Find the string "field" in the entries and copy each line that has it.

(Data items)
_____

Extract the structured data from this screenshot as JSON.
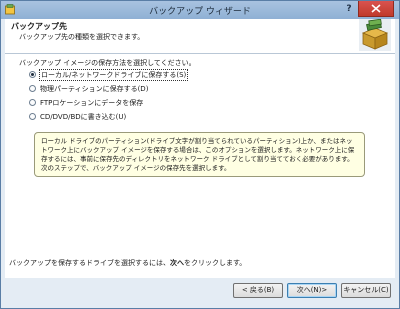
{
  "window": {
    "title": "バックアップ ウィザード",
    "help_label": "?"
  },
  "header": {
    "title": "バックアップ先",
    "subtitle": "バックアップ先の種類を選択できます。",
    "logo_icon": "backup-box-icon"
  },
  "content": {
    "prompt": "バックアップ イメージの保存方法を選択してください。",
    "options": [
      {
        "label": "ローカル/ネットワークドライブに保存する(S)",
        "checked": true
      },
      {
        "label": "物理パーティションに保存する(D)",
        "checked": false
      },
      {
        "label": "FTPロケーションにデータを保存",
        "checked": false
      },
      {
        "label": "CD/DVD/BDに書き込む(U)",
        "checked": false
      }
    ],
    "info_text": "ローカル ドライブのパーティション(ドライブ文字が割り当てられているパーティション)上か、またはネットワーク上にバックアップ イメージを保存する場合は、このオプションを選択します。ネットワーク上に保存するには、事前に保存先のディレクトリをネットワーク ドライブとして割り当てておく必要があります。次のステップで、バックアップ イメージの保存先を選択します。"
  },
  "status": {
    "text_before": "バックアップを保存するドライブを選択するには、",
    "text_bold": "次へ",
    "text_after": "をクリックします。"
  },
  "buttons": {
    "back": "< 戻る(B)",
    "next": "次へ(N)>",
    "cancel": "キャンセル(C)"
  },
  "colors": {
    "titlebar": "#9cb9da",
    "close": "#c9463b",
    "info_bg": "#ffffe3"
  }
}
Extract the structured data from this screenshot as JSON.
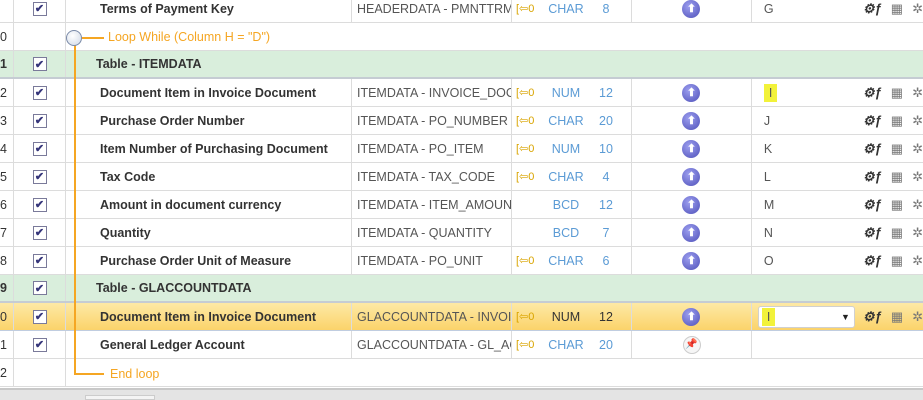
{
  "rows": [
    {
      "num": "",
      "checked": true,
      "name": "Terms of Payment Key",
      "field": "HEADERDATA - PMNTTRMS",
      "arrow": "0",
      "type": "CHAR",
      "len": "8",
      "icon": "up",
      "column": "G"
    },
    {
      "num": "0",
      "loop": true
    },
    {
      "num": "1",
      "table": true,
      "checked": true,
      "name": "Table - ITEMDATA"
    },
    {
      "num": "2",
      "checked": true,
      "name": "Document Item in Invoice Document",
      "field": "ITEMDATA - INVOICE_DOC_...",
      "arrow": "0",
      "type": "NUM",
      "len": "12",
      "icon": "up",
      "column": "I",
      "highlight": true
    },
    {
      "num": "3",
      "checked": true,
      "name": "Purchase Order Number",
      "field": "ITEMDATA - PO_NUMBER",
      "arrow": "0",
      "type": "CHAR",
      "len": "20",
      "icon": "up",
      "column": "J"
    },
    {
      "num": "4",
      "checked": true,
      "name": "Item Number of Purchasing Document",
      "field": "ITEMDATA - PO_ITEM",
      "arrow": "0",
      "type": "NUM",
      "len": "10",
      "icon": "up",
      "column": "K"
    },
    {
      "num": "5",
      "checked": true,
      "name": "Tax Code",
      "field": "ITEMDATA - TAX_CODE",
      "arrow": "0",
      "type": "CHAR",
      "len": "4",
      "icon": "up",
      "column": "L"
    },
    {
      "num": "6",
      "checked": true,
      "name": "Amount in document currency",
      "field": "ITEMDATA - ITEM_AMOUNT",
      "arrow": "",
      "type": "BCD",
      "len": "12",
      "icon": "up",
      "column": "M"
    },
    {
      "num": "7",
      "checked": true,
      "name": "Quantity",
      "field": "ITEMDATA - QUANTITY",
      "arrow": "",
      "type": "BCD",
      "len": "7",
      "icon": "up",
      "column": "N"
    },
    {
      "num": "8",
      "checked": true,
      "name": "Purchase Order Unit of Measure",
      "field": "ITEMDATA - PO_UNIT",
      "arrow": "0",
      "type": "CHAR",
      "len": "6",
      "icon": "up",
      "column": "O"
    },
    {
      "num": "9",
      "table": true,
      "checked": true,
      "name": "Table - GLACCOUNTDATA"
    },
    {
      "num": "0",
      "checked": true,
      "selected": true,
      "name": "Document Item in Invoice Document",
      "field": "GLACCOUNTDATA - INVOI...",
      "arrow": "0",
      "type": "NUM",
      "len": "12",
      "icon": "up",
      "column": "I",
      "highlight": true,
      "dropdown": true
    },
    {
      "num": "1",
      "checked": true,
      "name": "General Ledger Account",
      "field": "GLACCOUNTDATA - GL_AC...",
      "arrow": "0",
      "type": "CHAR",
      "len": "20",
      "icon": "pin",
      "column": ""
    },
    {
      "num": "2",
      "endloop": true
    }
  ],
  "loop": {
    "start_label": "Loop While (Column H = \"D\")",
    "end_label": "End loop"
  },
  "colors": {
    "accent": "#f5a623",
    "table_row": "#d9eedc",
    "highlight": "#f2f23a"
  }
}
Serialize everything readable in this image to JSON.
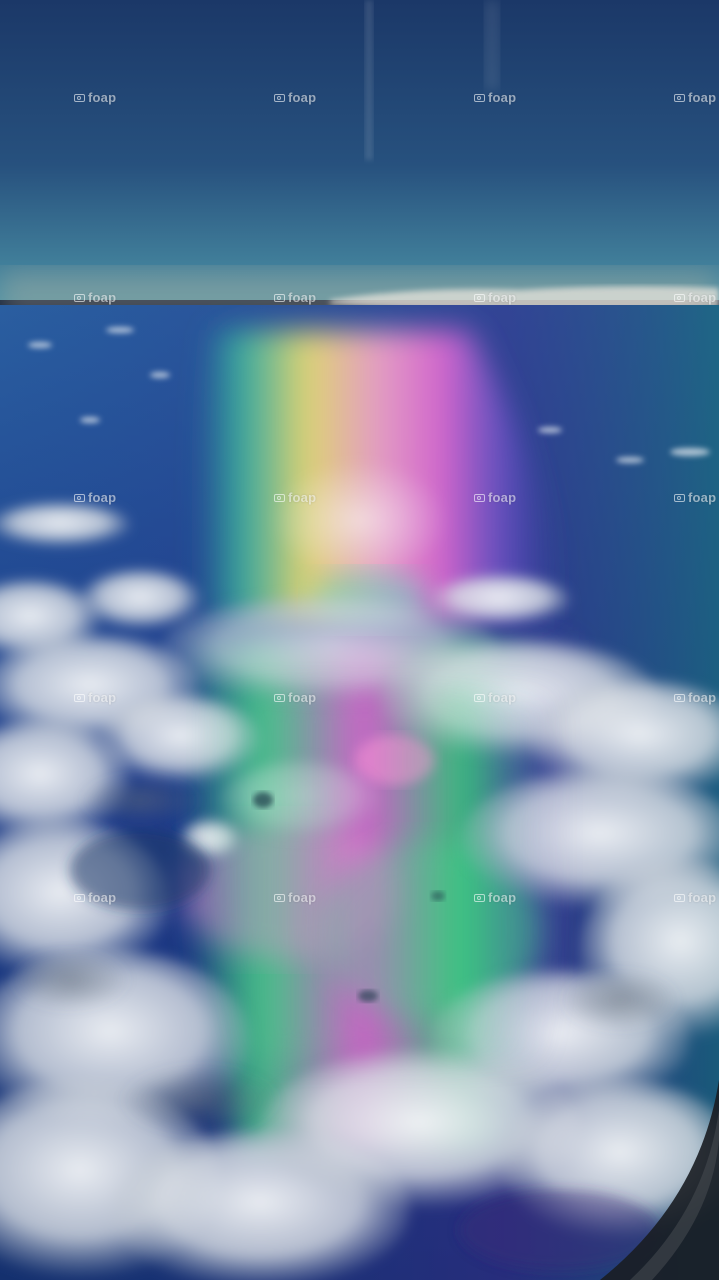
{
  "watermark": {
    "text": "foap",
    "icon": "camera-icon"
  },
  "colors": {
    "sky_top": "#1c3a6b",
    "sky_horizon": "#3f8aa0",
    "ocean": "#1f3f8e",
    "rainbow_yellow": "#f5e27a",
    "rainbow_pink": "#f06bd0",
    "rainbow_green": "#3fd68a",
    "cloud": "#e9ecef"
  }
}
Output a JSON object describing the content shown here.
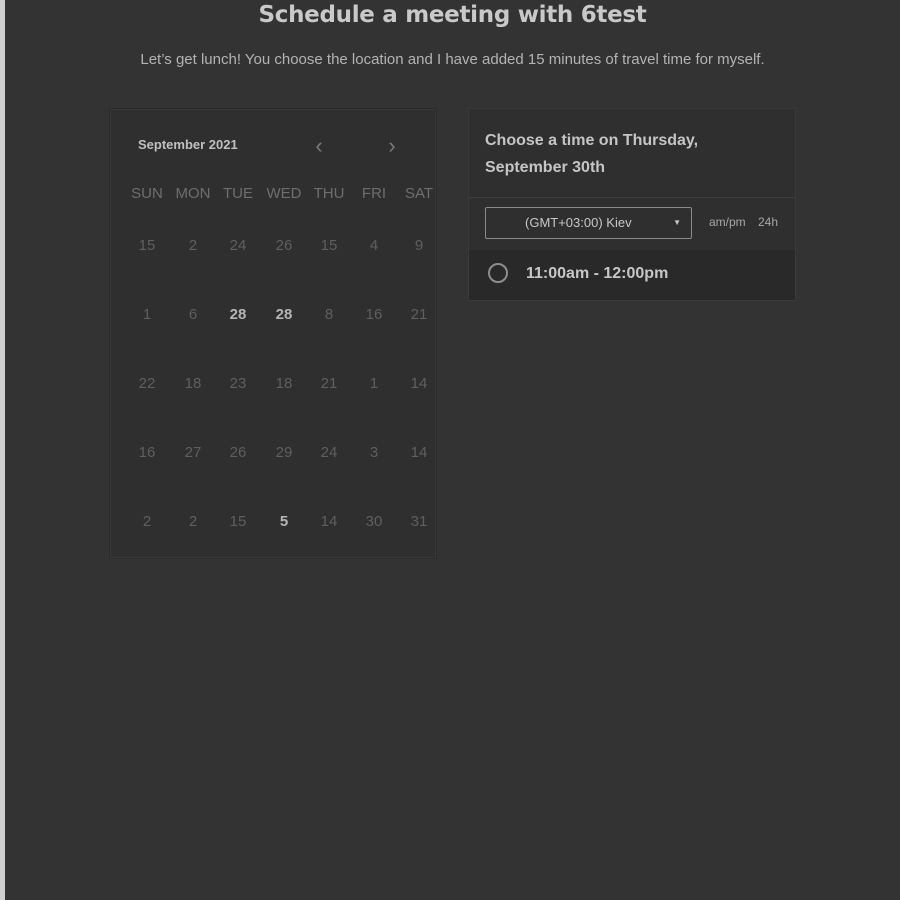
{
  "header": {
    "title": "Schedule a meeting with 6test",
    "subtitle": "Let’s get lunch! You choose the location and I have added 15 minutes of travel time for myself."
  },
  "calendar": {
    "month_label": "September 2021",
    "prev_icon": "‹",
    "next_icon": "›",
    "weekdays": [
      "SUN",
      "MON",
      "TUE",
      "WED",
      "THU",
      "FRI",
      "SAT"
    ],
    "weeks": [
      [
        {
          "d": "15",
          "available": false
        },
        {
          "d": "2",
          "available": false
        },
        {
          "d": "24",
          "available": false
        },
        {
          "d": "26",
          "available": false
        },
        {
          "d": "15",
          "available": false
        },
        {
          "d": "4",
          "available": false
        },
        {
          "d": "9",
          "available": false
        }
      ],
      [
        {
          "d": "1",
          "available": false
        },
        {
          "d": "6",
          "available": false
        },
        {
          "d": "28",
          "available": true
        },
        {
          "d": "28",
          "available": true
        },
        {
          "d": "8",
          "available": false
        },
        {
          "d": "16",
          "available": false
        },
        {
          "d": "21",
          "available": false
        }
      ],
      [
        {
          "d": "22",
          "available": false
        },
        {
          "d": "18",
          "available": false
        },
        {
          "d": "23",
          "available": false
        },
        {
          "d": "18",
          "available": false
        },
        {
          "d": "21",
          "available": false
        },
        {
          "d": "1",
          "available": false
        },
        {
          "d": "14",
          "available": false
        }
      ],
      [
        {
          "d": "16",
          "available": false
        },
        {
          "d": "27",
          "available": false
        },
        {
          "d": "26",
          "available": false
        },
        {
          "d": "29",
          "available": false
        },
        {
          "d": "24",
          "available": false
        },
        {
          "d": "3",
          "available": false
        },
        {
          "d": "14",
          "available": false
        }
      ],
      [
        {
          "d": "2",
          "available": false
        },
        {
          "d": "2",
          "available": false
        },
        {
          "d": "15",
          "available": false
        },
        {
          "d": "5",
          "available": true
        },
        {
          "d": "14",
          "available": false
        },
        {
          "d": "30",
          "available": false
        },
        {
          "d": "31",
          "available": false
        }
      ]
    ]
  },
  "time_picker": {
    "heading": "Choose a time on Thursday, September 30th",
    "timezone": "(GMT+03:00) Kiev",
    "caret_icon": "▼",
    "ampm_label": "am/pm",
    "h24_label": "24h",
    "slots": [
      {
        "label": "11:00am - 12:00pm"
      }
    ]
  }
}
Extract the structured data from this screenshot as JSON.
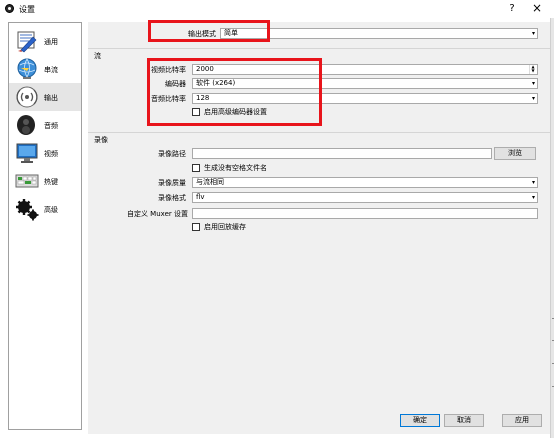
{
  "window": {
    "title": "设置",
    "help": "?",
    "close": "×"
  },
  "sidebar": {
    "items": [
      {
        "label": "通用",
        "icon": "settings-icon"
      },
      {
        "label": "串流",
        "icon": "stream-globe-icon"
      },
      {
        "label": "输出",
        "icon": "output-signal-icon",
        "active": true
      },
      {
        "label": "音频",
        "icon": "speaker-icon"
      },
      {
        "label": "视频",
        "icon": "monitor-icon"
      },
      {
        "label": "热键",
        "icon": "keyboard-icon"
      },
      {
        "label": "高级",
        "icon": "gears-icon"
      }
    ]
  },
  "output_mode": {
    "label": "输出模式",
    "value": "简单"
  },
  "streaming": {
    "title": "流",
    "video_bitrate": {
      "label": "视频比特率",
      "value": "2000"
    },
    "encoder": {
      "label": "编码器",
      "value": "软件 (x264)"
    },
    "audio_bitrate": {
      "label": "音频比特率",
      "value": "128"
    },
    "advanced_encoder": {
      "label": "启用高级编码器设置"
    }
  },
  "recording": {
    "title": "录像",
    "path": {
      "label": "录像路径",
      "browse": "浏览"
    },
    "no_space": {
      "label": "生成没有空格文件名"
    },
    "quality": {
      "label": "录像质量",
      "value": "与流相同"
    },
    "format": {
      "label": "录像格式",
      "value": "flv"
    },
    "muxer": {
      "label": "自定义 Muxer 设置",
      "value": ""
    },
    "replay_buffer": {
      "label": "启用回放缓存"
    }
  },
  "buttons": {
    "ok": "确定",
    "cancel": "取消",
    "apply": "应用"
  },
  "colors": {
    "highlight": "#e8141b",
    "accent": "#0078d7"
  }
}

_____

## [Final answer]
      "field": "HEADERDATA - PMNTTRMS",
      "field": "ITEMDATA - INVOICE_DOC_...",
      "field": "ITEMDATA - PO_NUMBER",
      "field": "ITEMDATA - PO_ITEM",
      "field": "ITEMDATA - TAX_CODE",
      "field": "ITEMDATA - ITEM_AMOUNT",
      "field": "ITEMDATA - QUANTITY",
      "field": "ITEMDATA - PO_UNIT",
      "field": "GLACCOUNTDATA - INVOI...",
      "field": "GLACCOUNTDATA - GL_AC...",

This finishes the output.